Search the entries below for the word "JSON" and copy each line that has it.

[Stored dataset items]
┏━━
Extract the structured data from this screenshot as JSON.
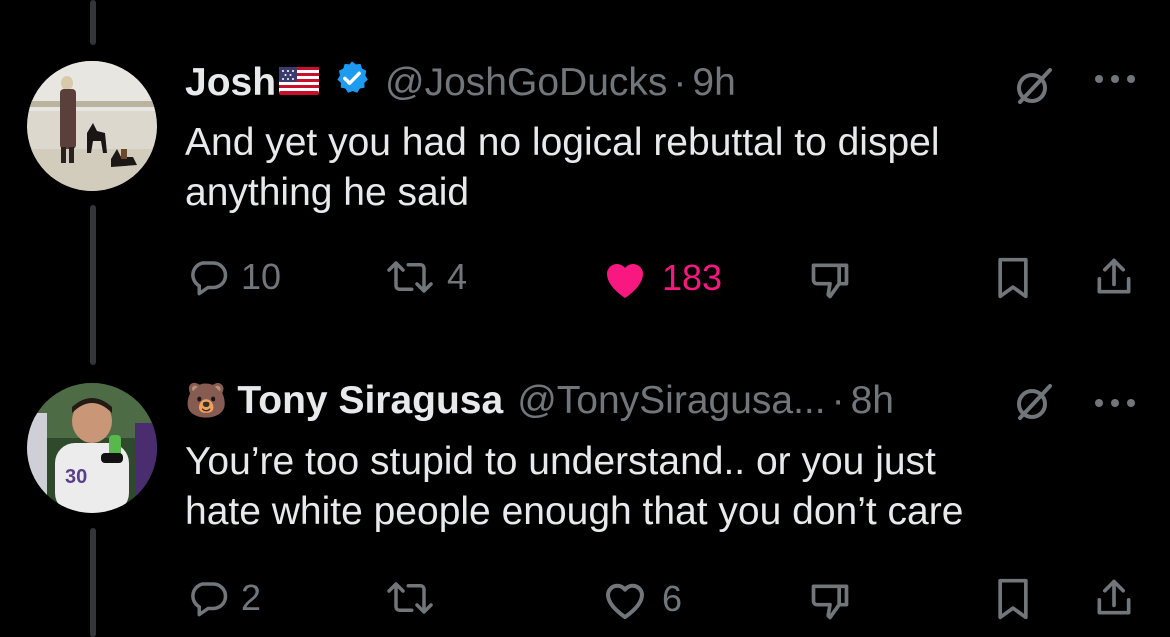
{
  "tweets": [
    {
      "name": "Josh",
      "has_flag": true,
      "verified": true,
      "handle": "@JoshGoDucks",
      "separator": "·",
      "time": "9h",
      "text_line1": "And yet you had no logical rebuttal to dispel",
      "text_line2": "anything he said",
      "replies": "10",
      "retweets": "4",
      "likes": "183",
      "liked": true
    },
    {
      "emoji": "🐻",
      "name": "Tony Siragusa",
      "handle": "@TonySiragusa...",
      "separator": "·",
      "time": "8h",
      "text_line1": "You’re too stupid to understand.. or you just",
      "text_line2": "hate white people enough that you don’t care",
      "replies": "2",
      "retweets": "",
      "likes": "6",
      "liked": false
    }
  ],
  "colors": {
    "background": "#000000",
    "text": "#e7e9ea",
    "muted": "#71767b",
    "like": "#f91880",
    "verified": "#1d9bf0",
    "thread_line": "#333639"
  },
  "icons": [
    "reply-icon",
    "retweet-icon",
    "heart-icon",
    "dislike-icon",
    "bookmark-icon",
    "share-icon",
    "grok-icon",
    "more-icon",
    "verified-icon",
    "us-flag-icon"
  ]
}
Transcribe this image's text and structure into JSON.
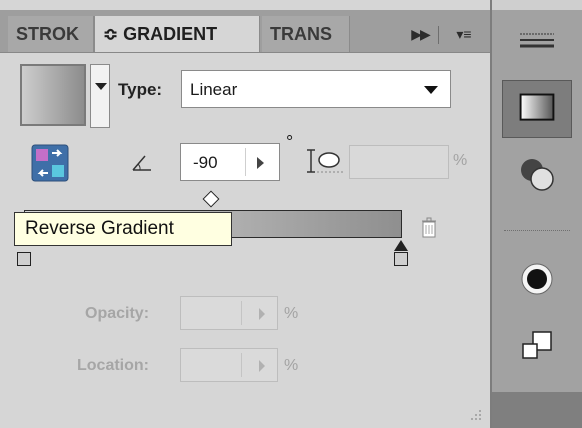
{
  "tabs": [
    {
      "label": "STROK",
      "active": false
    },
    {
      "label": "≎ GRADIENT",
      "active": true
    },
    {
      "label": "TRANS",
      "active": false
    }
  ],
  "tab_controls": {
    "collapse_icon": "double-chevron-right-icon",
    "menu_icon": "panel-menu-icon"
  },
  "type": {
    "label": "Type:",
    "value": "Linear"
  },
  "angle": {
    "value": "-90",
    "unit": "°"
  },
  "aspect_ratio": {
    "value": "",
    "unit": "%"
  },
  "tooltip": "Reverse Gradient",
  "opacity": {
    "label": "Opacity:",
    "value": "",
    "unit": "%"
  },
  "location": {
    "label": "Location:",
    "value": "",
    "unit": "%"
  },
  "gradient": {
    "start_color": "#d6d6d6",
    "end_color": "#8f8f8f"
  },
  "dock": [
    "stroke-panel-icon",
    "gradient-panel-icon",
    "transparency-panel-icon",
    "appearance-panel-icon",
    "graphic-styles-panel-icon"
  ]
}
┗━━
- Written response:
Extract the structured data from this screenshot as JSON.
Transcribe this image's text and structure into JSON.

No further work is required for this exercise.